### WHAT THE TASK ASKS
For this task, output every entry below exactly and omit the pictures.

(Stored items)
#####
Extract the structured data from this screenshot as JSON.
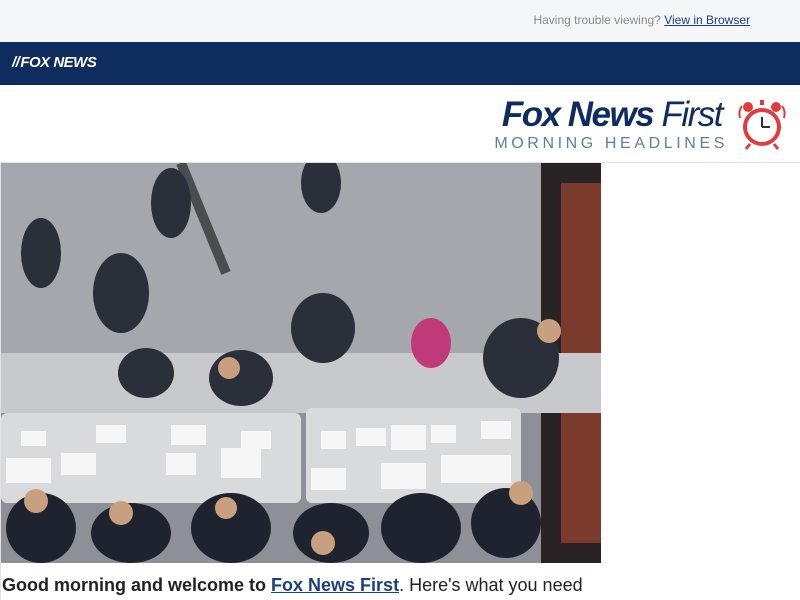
{
  "preheader": {
    "trouble_text": "Having trouble viewing?",
    "view_link": "View in Browser"
  },
  "navbar": {
    "logo_text": "FOX NEWS"
  },
  "brand": {
    "title_bold": "Fox News",
    "title_light": "First",
    "subtitle": "MORNING HEADLINES",
    "icon": "alarm-clock-icon",
    "accent_color": "#e23b3b"
  },
  "hero": {
    "image": "voters-at-caucus-sign-in-table-photo"
  },
  "intro": {
    "greeting": "Good morning and welcome to",
    "link": "Fox News First",
    "rest": ". Here's what you need"
  },
  "colors": {
    "navy": "#0f2c5f",
    "link": "#1a3f85",
    "muted": "#8a8a8a"
  }
}
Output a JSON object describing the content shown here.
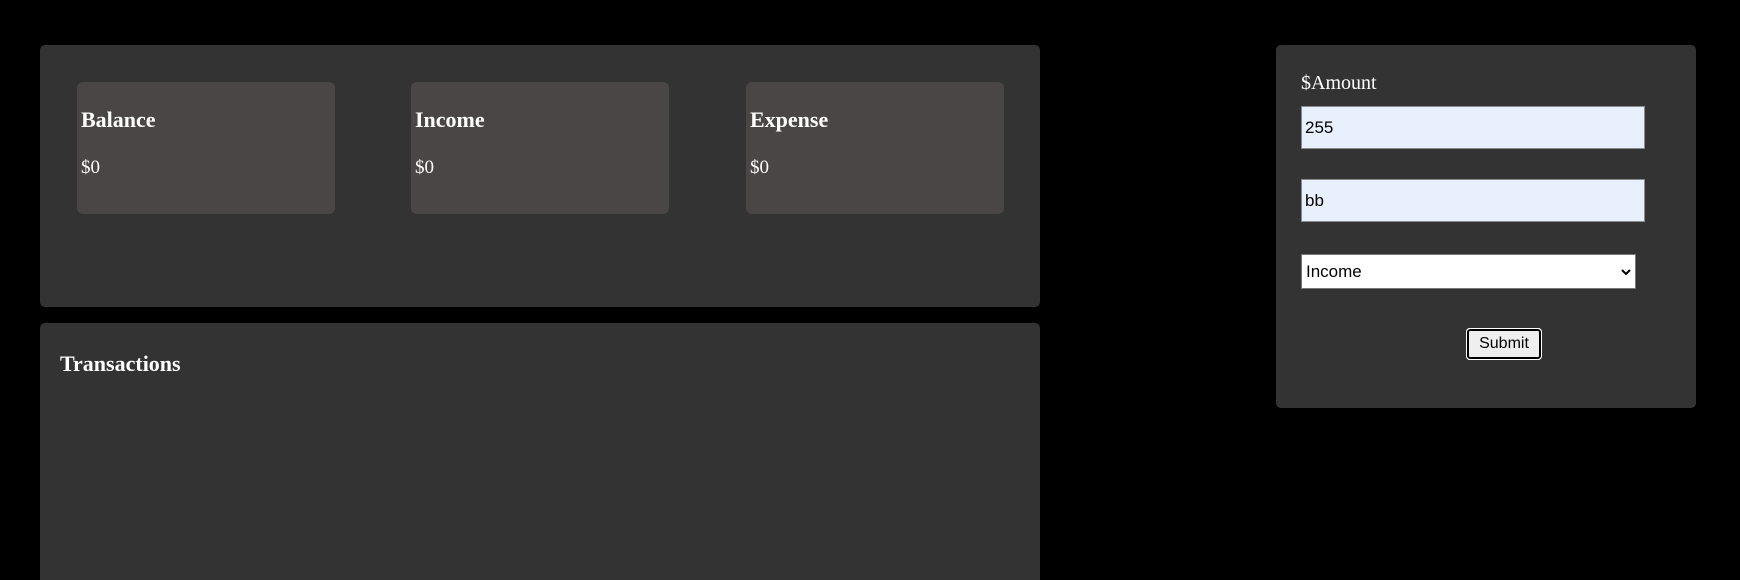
{
  "summary": {
    "balance": {
      "title": "Balance",
      "value": "$0"
    },
    "income": {
      "title": "Income",
      "value": "$0"
    },
    "expense": {
      "title": "Expense",
      "value": "$0"
    }
  },
  "transactions": {
    "title": "Transactions",
    "items": []
  },
  "form": {
    "amount_label": "$Amount",
    "amount_value": "255",
    "description_value": "bb",
    "type_selected": "Income",
    "submit_label": "Submit"
  },
  "colors": {
    "background": "#000000",
    "panel": "#333333",
    "card": "#4a4645",
    "input": "#e8f0fe"
  },
  "icons": {
    "select_arrow": "chevron-down-icon"
  }
}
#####
### ANSWER SECTION
Extract the structured data from this screenshot as JSON.
{
  "preheader": {
    "trouble_text": "Having trouble viewing?",
    "view_link": "View in Browser"
  },
  "navbar": {
    "logo_text": "FOX NEWS"
  },
  "brand": {
    "title_bold": "Fox News",
    "title_light": "First",
    "subtitle": "MORNING HEADLINES",
    "icon": "alarm-clock-icon",
    "accent_color": "#e23b3b"
  },
  "hero": {
    "image": "voters-at-caucus-sign-in-table-photo"
  },
  "intro": {
    "greeting": "Good morning and welcome to",
    "link": "Fox News First",
    "rest": ". Here's what you need"
  },
  "colors": {
    "navy": "#0f2c5f",
    "link": "#1a3f85",
    "muted": "#8a8a8a"
  }
}
Output a JSON object describing the content shown here.
{
  "summary": {
    "balance": {
      "title": "Balance",
      "value": "$0"
    },
    "income": {
      "title": "Income",
      "value": "$0"
    },
    "expense": {
      "title": "Expense",
      "value": "$0"
    }
  },
  "transactions": {
    "title": "Transactions",
    "items": []
  },
  "form": {
    "amount_label": "$Amount",
    "amount_value": "255",
    "description_value": "bb",
    "type_selected": "Income",
    "submit_label": "Submit"
  },
  "colors": {
    "background": "#000000",
    "panel": "#333333",
    "card": "#4a4645",
    "input": "#e8f0fe"
  },
  "icons": {
    "select_arrow": "chevron-down-icon"
  }
}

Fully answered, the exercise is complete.